▶ [Dataset rows for apps and sites]

□ □ □ □ □

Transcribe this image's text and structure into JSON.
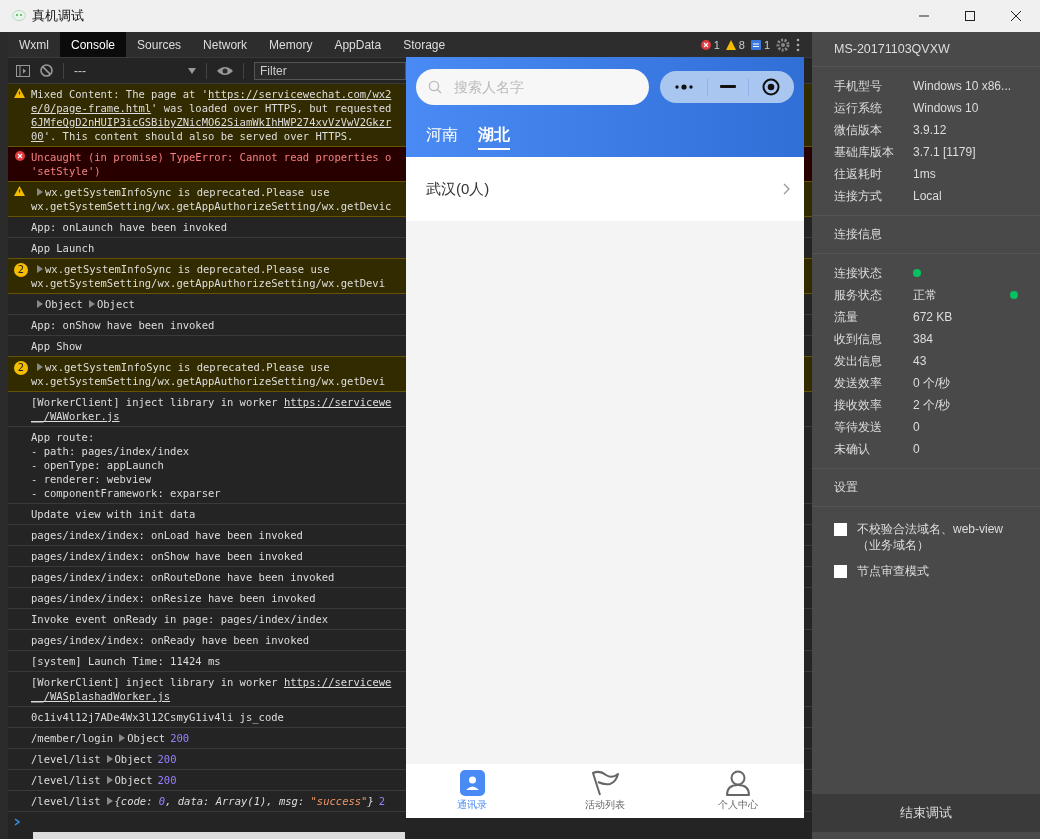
{
  "window": {
    "title": "真机调试"
  },
  "devtools": {
    "tabs": [
      {
        "label": "Wxml",
        "selected": false
      },
      {
        "label": "Console",
        "selected": true
      },
      {
        "label": "Sources",
        "selected": false
      },
      {
        "label": "Network",
        "selected": false
      },
      {
        "label": "Memory",
        "selected": false
      },
      {
        "label": "AppData",
        "selected": false
      },
      {
        "label": "Storage",
        "selected": false
      }
    ],
    "counters": [
      {
        "kind": "error",
        "count": "1"
      },
      {
        "kind": "warning",
        "count": "8"
      },
      {
        "kind": "info",
        "count": "1"
      }
    ],
    "toolbar": {
      "context": "---",
      "filter_placeholder": "Filter"
    },
    "console": [
      {
        "kind": "warning",
        "lines": [
          [
            {
              "kind": "text",
              "text": "Mixed Content: The page at '"
            },
            {
              "kind": "link",
              "text": "https://servicewechat.com/wx2"
            }
          ],
          [
            {
              "kind": "link",
              "text": "e/0/page-frame.html"
            },
            {
              "kind": "text",
              "text": "' was loaded over HTTPS, but requested"
            }
          ],
          [
            {
              "kind": "link",
              "text": "6JMfeQgD2nHUIP3icGSBibyZNicMO62SiamWkIhHWP274xvVzVwV2Gkzr"
            }
          ],
          [
            {
              "kind": "link",
              "text": "00"
            },
            {
              "kind": "text",
              "text": "'. This content should also be served over HTTPS."
            }
          ]
        ]
      },
      {
        "kind": "error",
        "lines": [
          [
            {
              "kind": "text",
              "text": "Uncaught (in promise) TypeError: Cannot read properties o"
            }
          ],
          [
            {
              "kind": "text",
              "text": "'setStyle')"
            }
          ]
        ]
      },
      {
        "kind": "warning",
        "lines": [
          [
            {
              "kind": "toggle",
              "text": "wx.getSystemInfoSync is deprecated.Please use"
            }
          ],
          [
            {
              "kind": "text",
              "text": "wx.getSystemSetting/wx.getAppAuthorizeSetting/wx.getDevic"
            }
          ]
        ]
      },
      {
        "kind": "log",
        "lines": [
          [
            {
              "kind": "text",
              "text": "App: onLaunch have been invoked"
            }
          ]
        ]
      },
      {
        "kind": "log",
        "lines": [
          [
            {
              "kind": "text",
              "text": "App Launch"
            }
          ]
        ]
      },
      {
        "kind": "warning",
        "count": "2",
        "lines": [
          [
            {
              "kind": "toggle",
              "text": "wx.getSystemInfoSync is deprecated.Please use"
            }
          ],
          [
            {
              "kind": "text",
              "text": "wx.getSystemSetting/wx.getAppAuthorizeSetting/wx.getDevi"
            }
          ]
        ]
      },
      {
        "kind": "log",
        "lines": [
          [
            {
              "kind": "toggle",
              "text": "Object"
            },
            {
              "kind": "toggle",
              "text": "Object"
            }
          ]
        ]
      },
      {
        "kind": "log",
        "lines": [
          [
            {
              "kind": "text",
              "text": "App: onShow have been invoked"
            }
          ]
        ]
      },
      {
        "kind": "log",
        "lines": [
          [
            {
              "kind": "text",
              "text": "App Show"
            }
          ]
        ]
      },
      {
        "kind": "warning",
        "count": "2",
        "lines": [
          [
            {
              "kind": "toggle",
              "text": "wx.getSystemInfoSync is deprecated.Please use"
            }
          ],
          [
            {
              "kind": "text",
              "text": "wx.getSystemSetting/wx.getAppAuthorizeSetting/wx.getDevi"
            }
          ]
        ]
      },
      {
        "kind": "log",
        "lines": [
          [
            {
              "kind": "text",
              "text": "[WorkerClient] inject library in worker "
            },
            {
              "kind": "link",
              "text": "https://servicewe"
            }
          ],
          [
            {
              "kind": "link",
              "text": "__/WAWorker.js"
            }
          ]
        ]
      },
      {
        "kind": "log",
        "lines": [
          [
            {
              "kind": "text",
              "text": "App route:"
            }
          ],
          [
            {
              "kind": "text",
              "text": "- path: pages/index/index"
            }
          ],
          [
            {
              "kind": "text",
              "text": "- openType: appLaunch"
            }
          ],
          [
            {
              "kind": "text",
              "text": "- renderer: webview"
            }
          ],
          [
            {
              "kind": "text",
              "text": "- componentFramework: exparser"
            }
          ]
        ]
      },
      {
        "kind": "log",
        "lines": [
          [
            {
              "kind": "text",
              "text": "Update view with init data"
            }
          ]
        ]
      },
      {
        "kind": "log",
        "lines": [
          [
            {
              "kind": "text",
              "text": "pages/index/index: onLoad have been invoked"
            }
          ]
        ]
      },
      {
        "kind": "log",
        "lines": [
          [
            {
              "kind": "text",
              "text": "pages/index/index: onShow have been invoked"
            }
          ]
        ]
      },
      {
        "kind": "log",
        "lines": [
          [
            {
              "kind": "text",
              "text": "pages/index/index: onRouteDone have been invoked"
            }
          ]
        ]
      },
      {
        "kind": "log",
        "lines": [
          [
            {
              "kind": "text",
              "text": "pages/index/index: onResize have been invoked"
            }
          ]
        ]
      },
      {
        "kind": "log",
        "lines": [
          [
            {
              "kind": "text",
              "text": "Invoke event onReady in page: pages/index/index"
            }
          ]
        ]
      },
      {
        "kind": "log",
        "lines": [
          [
            {
              "kind": "text",
              "text": "pages/index/index: onReady have been invoked"
            }
          ]
        ]
      },
      {
        "kind": "log",
        "lines": [
          [
            {
              "kind": "text",
              "text": "[system] Launch Time: 11424 ms"
            }
          ]
        ]
      },
      {
        "kind": "log",
        "lines": [
          [
            {
              "kind": "text",
              "text": "[WorkerClient] inject library in worker "
            },
            {
              "kind": "link",
              "text": "https://servicewe"
            }
          ],
          [
            {
              "kind": "link",
              "text": "__/WASplashadWorker.js"
            }
          ]
        ]
      },
      {
        "kind": "log",
        "lines": [
          [
            {
              "kind": "text",
              "text": "0c1iv4l12j7ADe4Wx3l12CsmyG1iv4li js_code"
            }
          ]
        ]
      },
      {
        "kind": "log",
        "lines": [
          [
            {
              "kind": "text",
              "text": "/member/login"
            },
            {
              "kind": "toggle",
              "text": "Object"
            },
            {
              "kind": "num",
              "text": "200"
            }
          ]
        ]
      },
      {
        "kind": "log",
        "lines": [
          [
            {
              "kind": "text",
              "text": "/level/list"
            },
            {
              "kind": "toggle",
              "text": "Object"
            },
            {
              "kind": "num",
              "text": "200"
            }
          ]
        ]
      },
      {
        "kind": "log",
        "lines": [
          [
            {
              "kind": "text",
              "text": "/level/list"
            },
            {
              "kind": "toggle",
              "text": "Object"
            },
            {
              "kind": "num",
              "text": "200"
            }
          ]
        ]
      },
      {
        "kind": "log",
        "lines": [
          [
            {
              "kind": "text",
              "text": "/level/list"
            },
            {
              "kind": "toggle_obj",
              "text": "{code: "
            },
            {
              "kind": "obj_num",
              "text": "0"
            },
            {
              "kind": "obj",
              "text": ", data: Array(1), msg: "
            },
            {
              "kind": "obj_str",
              "text": "\"success\""
            },
            {
              "kind": "obj",
              "text": "}"
            },
            {
              "kind": "num",
              "text": "2"
            }
          ]
        ]
      }
    ]
  },
  "phone": {
    "search_placeholder": "搜索人名字",
    "tabs": [
      {
        "label": "河南",
        "selected": false
      },
      {
        "label": "湖北",
        "selected": true
      }
    ],
    "list": [
      {
        "label": "武汉(0人)"
      }
    ],
    "tabbar": [
      {
        "label": "通讯录",
        "kind": "contacts",
        "selected": true
      },
      {
        "label": "活动列表",
        "kind": "flag",
        "selected": false
      },
      {
        "label": "个人中心",
        "kind": "person",
        "selected": false
      }
    ]
  },
  "device_panel": {
    "device_name": "MS-20171103QVXW",
    "info": [
      {
        "label": "手机型号",
        "value": "Windows 10 x86..."
      },
      {
        "label": "运行系统",
        "value": "Windows 10"
      },
      {
        "label": "微信版本",
        "value": "3.9.12"
      },
      {
        "label": "基础库版本",
        "value": "3.7.1 [1179]"
      },
      {
        "label": "往返耗时",
        "value": "1ms"
      },
      {
        "label": "连接方式",
        "value": "Local"
      }
    ],
    "connection_title": "连接信息",
    "connection": [
      {
        "label": "连接状态",
        "kind": "dot",
        "ok": true
      },
      {
        "label": "服务状态",
        "kind": "text_dot",
        "value": "正常",
        "ok": true
      },
      {
        "label": "流量",
        "kind": "text",
        "value": "672 KB"
      },
      {
        "label": "收到信息",
        "kind": "text",
        "value": "384"
      },
      {
        "label": "发出信息",
        "kind": "text",
        "value": "43"
      },
      {
        "label": "发送效率",
        "kind": "text",
        "value": "0 个/秒"
      },
      {
        "label": "接收效率",
        "kind": "text",
        "value": "2 个/秒"
      },
      {
        "label": "等待发送",
        "kind": "text",
        "value": "0"
      },
      {
        "label": "未确认",
        "kind": "text",
        "value": "0"
      }
    ],
    "settings_title": "设置",
    "settings": [
      {
        "label": "不校验合法域名、web-view（业务域名）",
        "checked": false
      },
      {
        "label": "节点审查模式",
        "checked": false
      }
    ],
    "end_button": "结束调试"
  }
}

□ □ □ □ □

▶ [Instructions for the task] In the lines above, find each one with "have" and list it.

▶ [Output for this exercise]
              "text": "App: onLaunch have been invoked"
              "text": "App: onShow have been invoked"
              "text": "pages/index/index: onLoad have been invoked"
              "text": "pages/index/index: onShow have been invoked"
              "text": "pages/index/index: onRouteDone have been invoked"
              "text": "pages/index/index: onResize have been invoked"
              "text": "pages/index/index: onReady have been invoked"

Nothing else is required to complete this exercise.